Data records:
━━━━━━━━━━
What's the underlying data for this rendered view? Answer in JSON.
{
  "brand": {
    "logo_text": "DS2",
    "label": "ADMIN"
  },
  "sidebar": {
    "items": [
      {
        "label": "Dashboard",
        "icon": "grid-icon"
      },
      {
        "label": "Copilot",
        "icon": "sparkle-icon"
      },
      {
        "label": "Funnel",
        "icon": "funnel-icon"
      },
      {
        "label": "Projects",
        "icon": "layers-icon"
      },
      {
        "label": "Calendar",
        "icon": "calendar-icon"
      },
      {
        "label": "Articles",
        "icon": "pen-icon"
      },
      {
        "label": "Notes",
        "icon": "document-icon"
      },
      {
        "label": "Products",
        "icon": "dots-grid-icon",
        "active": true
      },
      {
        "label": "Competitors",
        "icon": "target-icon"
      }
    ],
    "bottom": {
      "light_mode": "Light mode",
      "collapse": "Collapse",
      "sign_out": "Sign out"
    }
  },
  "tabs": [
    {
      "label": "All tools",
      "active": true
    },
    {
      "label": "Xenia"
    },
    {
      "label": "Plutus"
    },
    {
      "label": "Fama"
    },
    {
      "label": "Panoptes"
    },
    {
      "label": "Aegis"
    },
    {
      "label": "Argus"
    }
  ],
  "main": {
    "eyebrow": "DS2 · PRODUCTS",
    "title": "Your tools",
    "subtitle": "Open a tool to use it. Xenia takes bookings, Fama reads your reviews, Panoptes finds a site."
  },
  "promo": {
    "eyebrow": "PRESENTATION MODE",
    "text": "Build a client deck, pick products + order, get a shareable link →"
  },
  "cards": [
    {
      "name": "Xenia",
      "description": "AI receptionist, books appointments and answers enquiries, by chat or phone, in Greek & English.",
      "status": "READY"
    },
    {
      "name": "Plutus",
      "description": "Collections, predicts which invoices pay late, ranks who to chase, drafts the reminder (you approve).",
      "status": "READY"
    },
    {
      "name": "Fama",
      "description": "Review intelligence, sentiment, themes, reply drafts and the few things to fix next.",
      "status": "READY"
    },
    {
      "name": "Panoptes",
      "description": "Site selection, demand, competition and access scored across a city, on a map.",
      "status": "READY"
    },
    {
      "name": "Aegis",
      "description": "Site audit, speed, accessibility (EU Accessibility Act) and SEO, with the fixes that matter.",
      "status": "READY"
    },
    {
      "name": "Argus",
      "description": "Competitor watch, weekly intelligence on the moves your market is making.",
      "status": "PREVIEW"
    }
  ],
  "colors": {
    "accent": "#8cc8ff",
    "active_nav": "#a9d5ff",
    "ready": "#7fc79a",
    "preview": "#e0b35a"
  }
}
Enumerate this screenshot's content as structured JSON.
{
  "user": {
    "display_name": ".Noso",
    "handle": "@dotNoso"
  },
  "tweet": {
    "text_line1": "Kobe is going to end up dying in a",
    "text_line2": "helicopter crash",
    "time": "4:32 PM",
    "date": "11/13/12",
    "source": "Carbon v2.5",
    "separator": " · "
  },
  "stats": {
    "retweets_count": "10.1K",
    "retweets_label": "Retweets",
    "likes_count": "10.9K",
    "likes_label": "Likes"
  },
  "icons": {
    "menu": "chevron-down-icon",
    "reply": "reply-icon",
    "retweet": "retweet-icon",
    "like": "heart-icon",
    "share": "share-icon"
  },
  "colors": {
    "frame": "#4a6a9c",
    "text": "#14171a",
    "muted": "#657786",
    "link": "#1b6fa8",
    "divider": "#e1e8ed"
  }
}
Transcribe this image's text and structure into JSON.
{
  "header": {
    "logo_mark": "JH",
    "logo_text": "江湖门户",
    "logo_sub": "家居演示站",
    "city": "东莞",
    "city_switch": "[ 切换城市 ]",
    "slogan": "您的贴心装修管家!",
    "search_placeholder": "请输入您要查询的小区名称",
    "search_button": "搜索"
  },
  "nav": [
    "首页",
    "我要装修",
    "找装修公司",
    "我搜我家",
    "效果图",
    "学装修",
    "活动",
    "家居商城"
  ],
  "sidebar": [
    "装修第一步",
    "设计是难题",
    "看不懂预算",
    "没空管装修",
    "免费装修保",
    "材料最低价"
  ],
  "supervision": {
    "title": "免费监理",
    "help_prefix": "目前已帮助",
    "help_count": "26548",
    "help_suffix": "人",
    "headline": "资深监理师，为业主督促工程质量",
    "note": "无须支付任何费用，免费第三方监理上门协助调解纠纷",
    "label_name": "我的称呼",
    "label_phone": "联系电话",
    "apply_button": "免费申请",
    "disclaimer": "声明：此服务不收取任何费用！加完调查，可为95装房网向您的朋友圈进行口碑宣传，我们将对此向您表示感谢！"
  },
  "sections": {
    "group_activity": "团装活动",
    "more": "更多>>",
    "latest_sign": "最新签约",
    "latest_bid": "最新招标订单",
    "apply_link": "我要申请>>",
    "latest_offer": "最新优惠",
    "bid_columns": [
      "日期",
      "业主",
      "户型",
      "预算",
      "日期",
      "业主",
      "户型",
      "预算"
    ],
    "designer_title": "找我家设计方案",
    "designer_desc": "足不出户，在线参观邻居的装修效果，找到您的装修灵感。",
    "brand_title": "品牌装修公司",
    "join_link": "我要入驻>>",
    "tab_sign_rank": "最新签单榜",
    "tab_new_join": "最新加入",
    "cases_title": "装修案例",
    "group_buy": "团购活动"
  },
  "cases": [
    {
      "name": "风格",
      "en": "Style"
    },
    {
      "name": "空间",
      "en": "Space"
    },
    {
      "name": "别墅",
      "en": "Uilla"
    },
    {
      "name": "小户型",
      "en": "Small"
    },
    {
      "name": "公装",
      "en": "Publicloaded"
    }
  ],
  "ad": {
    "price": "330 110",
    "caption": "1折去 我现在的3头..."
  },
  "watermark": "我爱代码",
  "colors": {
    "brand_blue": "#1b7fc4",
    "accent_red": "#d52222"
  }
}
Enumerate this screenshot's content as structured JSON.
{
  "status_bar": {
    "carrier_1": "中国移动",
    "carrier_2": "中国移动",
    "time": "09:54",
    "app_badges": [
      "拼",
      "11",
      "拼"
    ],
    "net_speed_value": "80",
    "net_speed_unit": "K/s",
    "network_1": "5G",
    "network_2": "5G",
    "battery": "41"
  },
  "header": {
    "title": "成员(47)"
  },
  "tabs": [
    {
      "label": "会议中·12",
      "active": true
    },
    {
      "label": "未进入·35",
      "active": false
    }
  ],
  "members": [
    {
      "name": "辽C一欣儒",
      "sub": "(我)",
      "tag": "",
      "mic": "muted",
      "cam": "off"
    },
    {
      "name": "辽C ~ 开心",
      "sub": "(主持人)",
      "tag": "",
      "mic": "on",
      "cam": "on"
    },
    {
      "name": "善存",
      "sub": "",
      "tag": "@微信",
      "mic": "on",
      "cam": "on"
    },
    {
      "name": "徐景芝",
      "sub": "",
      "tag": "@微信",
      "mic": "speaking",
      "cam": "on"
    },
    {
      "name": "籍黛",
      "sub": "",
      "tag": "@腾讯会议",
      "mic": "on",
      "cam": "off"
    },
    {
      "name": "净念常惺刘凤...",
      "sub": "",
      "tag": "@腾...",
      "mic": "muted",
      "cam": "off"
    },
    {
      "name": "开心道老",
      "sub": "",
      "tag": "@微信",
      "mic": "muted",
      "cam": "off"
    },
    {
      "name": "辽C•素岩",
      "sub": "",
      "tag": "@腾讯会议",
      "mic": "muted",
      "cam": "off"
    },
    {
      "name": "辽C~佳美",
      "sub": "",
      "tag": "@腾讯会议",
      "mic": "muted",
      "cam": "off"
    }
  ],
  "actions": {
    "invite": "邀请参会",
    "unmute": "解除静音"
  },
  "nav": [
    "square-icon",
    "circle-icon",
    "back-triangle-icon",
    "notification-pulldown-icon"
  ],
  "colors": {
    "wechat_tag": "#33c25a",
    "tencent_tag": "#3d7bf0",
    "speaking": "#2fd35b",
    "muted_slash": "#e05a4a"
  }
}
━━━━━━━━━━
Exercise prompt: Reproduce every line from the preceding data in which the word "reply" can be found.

Solution for this problem:
      "description": "Review intelligence, sentiment, themes, reply drafts and the few things to fix next.",
    "reply": "reply-icon",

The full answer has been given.